I’m seriously thinking about breaking up with my girlfriend of about 10 months. She’s fine but we don’t really have a lot in common. Honestly, it comes down to the fact that I want more than someone I felt fine about. We kind of had a spark in the beginning, but it didn’t last. And I know that people don’t feel the way they do at the beginning forever, but there still has to be something there for most people right?? I just don’t think I’ve ever felt that enough to make me want to stay. And now I’m worried that I won’t ever feel it. And so is it just me? Am I not giving them a chance? Should I stay? Are my expectations too high? Or have I just not found the right person? Or what??
Breakup feels+general existential dread is the worst, but don’t panic yet.
Okay, so–real talk–it’s either you or them (or, more accurately, your compatibility with them). Let’s game it out.
The new charge and excitement alone can carrying you through 6 or 7 months, but you may be finding that it takes something deeper to develop a sustainable relationship.
It’s possible that you’ve had a string of bad luck and you’re genuinely not compatible with these women. You could just be discovering nuanced deal breakers that you never knew you had.

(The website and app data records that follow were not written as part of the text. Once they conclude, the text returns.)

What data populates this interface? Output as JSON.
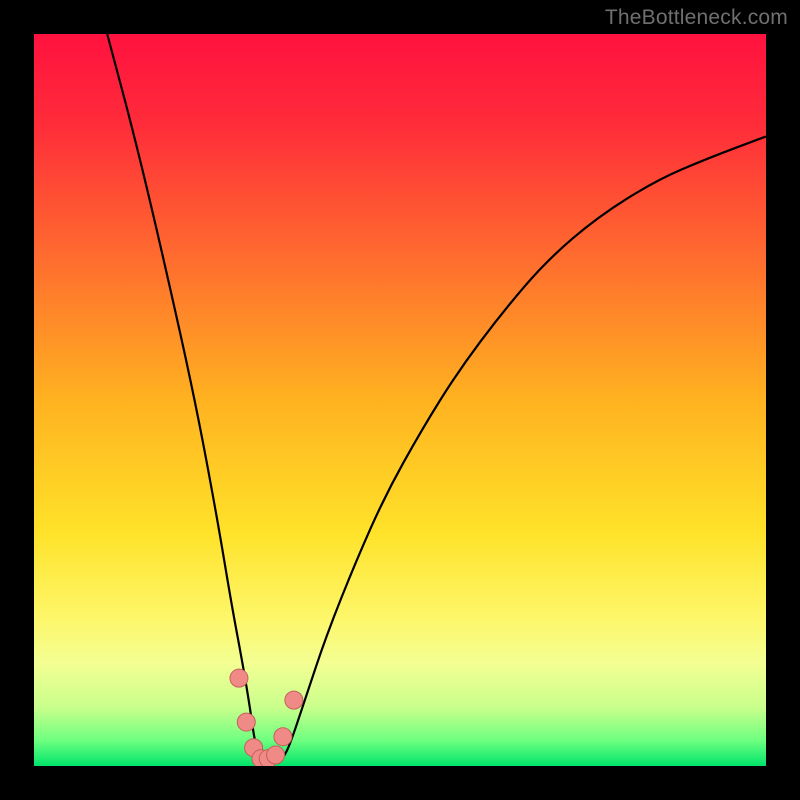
{
  "watermark": "TheBottleneck.com",
  "colors": {
    "gradient_stops": [
      {
        "offset": 0.0,
        "color": "#ff123f"
      },
      {
        "offset": 0.12,
        "color": "#ff2b3a"
      },
      {
        "offset": 0.3,
        "color": "#ff6a2f"
      },
      {
        "offset": 0.5,
        "color": "#ffb220"
      },
      {
        "offset": 0.68,
        "color": "#ffe229"
      },
      {
        "offset": 0.8,
        "color": "#fdf76b"
      },
      {
        "offset": 0.86,
        "color": "#f3ff93"
      },
      {
        "offset": 0.92,
        "color": "#c9ff8c"
      },
      {
        "offset": 0.965,
        "color": "#6eff80"
      },
      {
        "offset": 1.0,
        "color": "#00e56a"
      }
    ],
    "curve": "#000000",
    "marker_fill": "#f08a86",
    "marker_stroke": "#c3605c",
    "background": "#000000"
  },
  "chart_data": {
    "type": "line",
    "title": "",
    "xlabel": "",
    "ylabel": "",
    "xlim": [
      0,
      100
    ],
    "ylim": [
      0,
      100
    ],
    "grid": false,
    "legend": false,
    "series": [
      {
        "name": "bottleneck-curve",
        "x": [
          10,
          14,
          18,
          22,
          25,
          27,
          28.5,
          29.5,
          30.2,
          31,
          32,
          33,
          34,
          35,
          37,
          40,
          44,
          48,
          53,
          58,
          64,
          70,
          77,
          85,
          92,
          100
        ],
        "y": [
          100,
          85,
          68,
          50,
          34,
          22,
          14,
          8,
          3,
          1,
          0.5,
          0.5,
          1,
          3,
          9,
          18,
          28,
          37,
          46,
          54,
          62,
          69,
          75,
          80,
          83,
          86
        ]
      }
    ],
    "markers": {
      "name": "bottleneck-markers",
      "x": [
        28.0,
        29.0,
        30.0,
        31.0,
        32.0,
        33.0,
        34.0,
        35.5
      ],
      "y": [
        12.0,
        6.0,
        2.5,
        1.0,
        1.0,
        1.5,
        4.0,
        9.0
      ]
    }
  }
}
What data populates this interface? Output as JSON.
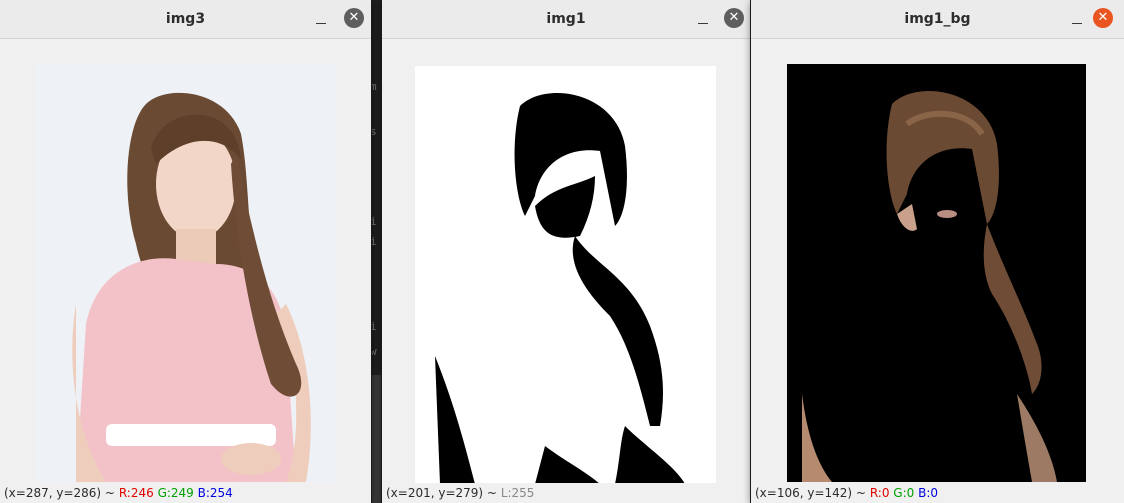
{
  "windows": [
    {
      "title": "img3",
      "status": {
        "coords": "(x=287, y=286) ~",
        "r": "R:246",
        "g": "G:249",
        "b": "B:254"
      }
    },
    {
      "title": "img1",
      "status": {
        "coords": "(x=201, y=279) ~",
        "l": "L:255"
      }
    },
    {
      "title": "img1_bg",
      "status": {
        "coords": "(x=106, y=142) ~",
        "r": "R:0",
        "g": "G:0",
        "b": "B:0"
      }
    }
  ],
  "icons": {
    "minimize": "minimize-icon",
    "close": "close-icon"
  },
  "colors": {
    "close_active": "#e95420",
    "close_inactive": "#5e5e5e"
  }
}
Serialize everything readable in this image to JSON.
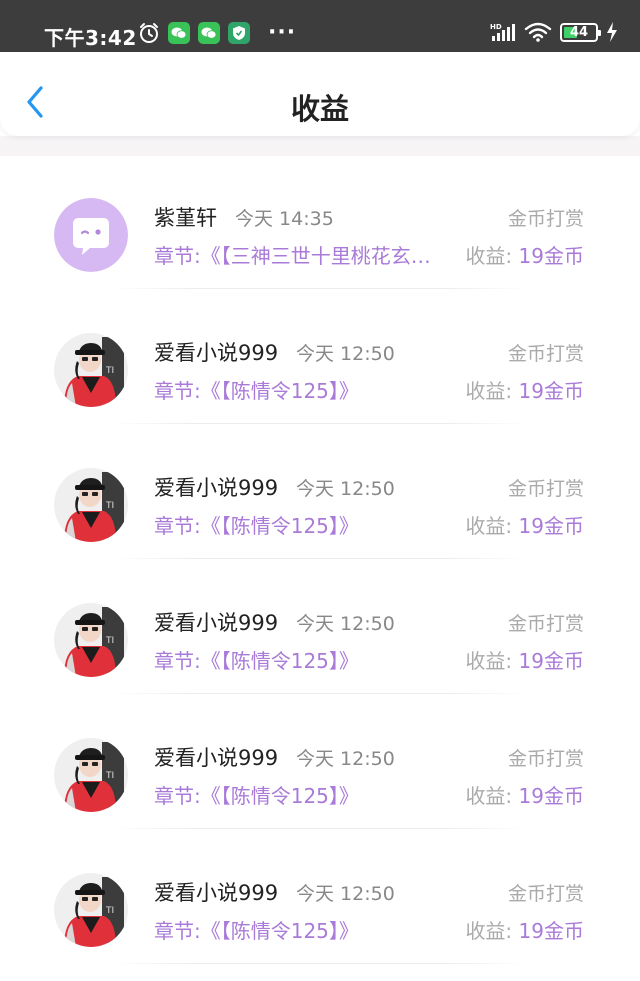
{
  "status_bar": {
    "time": "下午3:42",
    "network": "HD",
    "battery": "44",
    "battery_level": 0.44,
    "more": "···",
    "app_color": "#38c257"
  },
  "header": {
    "title": "收益",
    "back_icon": "chevron-left-icon",
    "accent": "#2196f3"
  },
  "records": [
    {
      "avatar": "default-chat-avatar",
      "name": "紫堇轩",
      "time": "今天 14:35",
      "type": "金币打赏",
      "chapter": "章节:《【三神三世十里桃花玄…",
      "earn_label": "收益: ",
      "earn_value": "19金币"
    },
    {
      "avatar": "user-photo-avatar",
      "name": "爱看小说999",
      "time": "今天 12:50",
      "type": "金币打赏",
      "chapter": "章节:《【陈情令125】》",
      "earn_label": "收益: ",
      "earn_value": "19金币"
    },
    {
      "avatar": "user-photo-avatar",
      "name": "爱看小说999",
      "time": "今天 12:50",
      "type": "金币打赏",
      "chapter": "章节:《【陈情令125】》",
      "earn_label": "收益: ",
      "earn_value": "19金币"
    },
    {
      "avatar": "user-photo-avatar",
      "name": "爱看小说999",
      "time": "今天 12:50",
      "type": "金币打赏",
      "chapter": "章节:《【陈情令125】》",
      "earn_label": "收益: ",
      "earn_value": "19金币"
    },
    {
      "avatar": "user-photo-avatar",
      "name": "爱看小说999",
      "time": "今天 12:50",
      "type": "金币打赏",
      "chapter": "章节:《【陈情令125】》",
      "earn_label": "收益: ",
      "earn_value": "19金币"
    },
    {
      "avatar": "user-photo-avatar",
      "name": "爱看小说999",
      "time": "今天 12:50",
      "type": "金币打赏",
      "chapter": "章节:《【陈情令125】》",
      "earn_label": "收益: ",
      "earn_value": "19金币"
    }
  ],
  "colors": {
    "purple": "#a97ad8",
    "avatar_default_bg": "#d6b9f2",
    "photo_jacket": "#e0303a"
  }
}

You say you don’t have a lot in common with the woman you’re with now. Let’s say one of these interests is camping or other outdoors-y activities. One person is not going to be able to satisfy all of your needs, so first see if you can supplement what you’re lacking in your relationship by finding a close group of friends that are just as into camping or hiking as you are.
And, of course, make sure you’re not making assumptions about her interests. See if you can introduce and include her on some level. It’s possible that she doesn’t know how much she loved rock climbing because she’s never done it before. And, if she doesn’t happen to fall in love with it, it’s totally possible that she would be willing to go on this kind of adventure every once in a while for you.
But if you’re still not happy at this point, break it off with the understanding that this is a deal breaker of yours.
While it’s perfectly fine—beneficial even—to have different hobbies and interests as your partner, this may not be one of them, especially if you consider this thing to be an essential part of who you are. There have been a number of studies that suggest that feeling understood in your relationship is just as important as feeling loved. That could be why the spark you mentioned keeps fading.
As always, know yourself. Try to pin down where this deal breaker is. Would you be willing to date someone who will go camping with you for a weekend once a year? Or do you really want someone who can hike that A.T. with you? Would you be happy showing her the ropes? Or do you want your partner to be able to teach you things? What if she was a Tom Haverford type camper? Yay or nay?
And once you know where your line really is, act on it. Don’t let yourself get swept up in relationships with people who violate your deal breakers.
Or it’s you:
As Dan Savage says, there is no “one”—there’s only the .74 or .82 or .92 that you round to one.
Maintaining a longterm relationship takes work, dedication, and compromise.
But ultimately, if you ain’t feelin’ it, you ain’t feelin’ it.
You can’t always force yourself to be happy or satisfied in a relationship no matter how much time and effort you put into it. In fact, forcing yourself to carry on in the name of dedication or in the hopes that you’ll end up “feeling it” again can breed resentment and bitterness, which is not fair to you or your partner.
So what do you do if that seems to be you time and time again, regardless of the relationship? What then?
You don’t say how old you are, but if you’re young there’s a good chance that you’ll grow out of this. To some degree, that’s what dating is. You’ll dump people that aren’t good for you, and you’ll dump people you regret dumping, and you’ll get dumped. You’ll get into different kinds of relationships with different kinds of people. You’re learning. You’re exploring. And eventually you’ll be done exploring to some degree and come out of that stage knowing who you do want to settle down with.
It’s also possible that longterm monogamy just isn’t for you.
The “one person forever” model of relationships is so ingrained in the culture that a lot of people think they’re broken if that model doesn’t work for them.
There are tons of different relationship models that may work better for you. (Seriously, tons. Check out this infographic.)
You may be non-monogamous—you may find that you can (and want to) sustain a longterm relationship if there’s the possibility of seeing other people in some capacity down the road.
Or you may live a complete and fulfilled life just dating or committing to a series of shorter monogamous relationships, which is totally okay too. It’s about your fulfillment—not about what society says should fulfill you.
Side note: since longterm monogamy is the default, once you know this about yourself, you have to let the people you’re dating know this about you fairly early on.
See if the problem goes away once you stop trying to fit into a box you don’t belong in.
But if you’ve determined that this isn’t you—if you want longterm monogamy but keep ending perfectly good relationships—then it might be worth checking out a therapist to work through the source of any issues that might be present.
Good luck out there!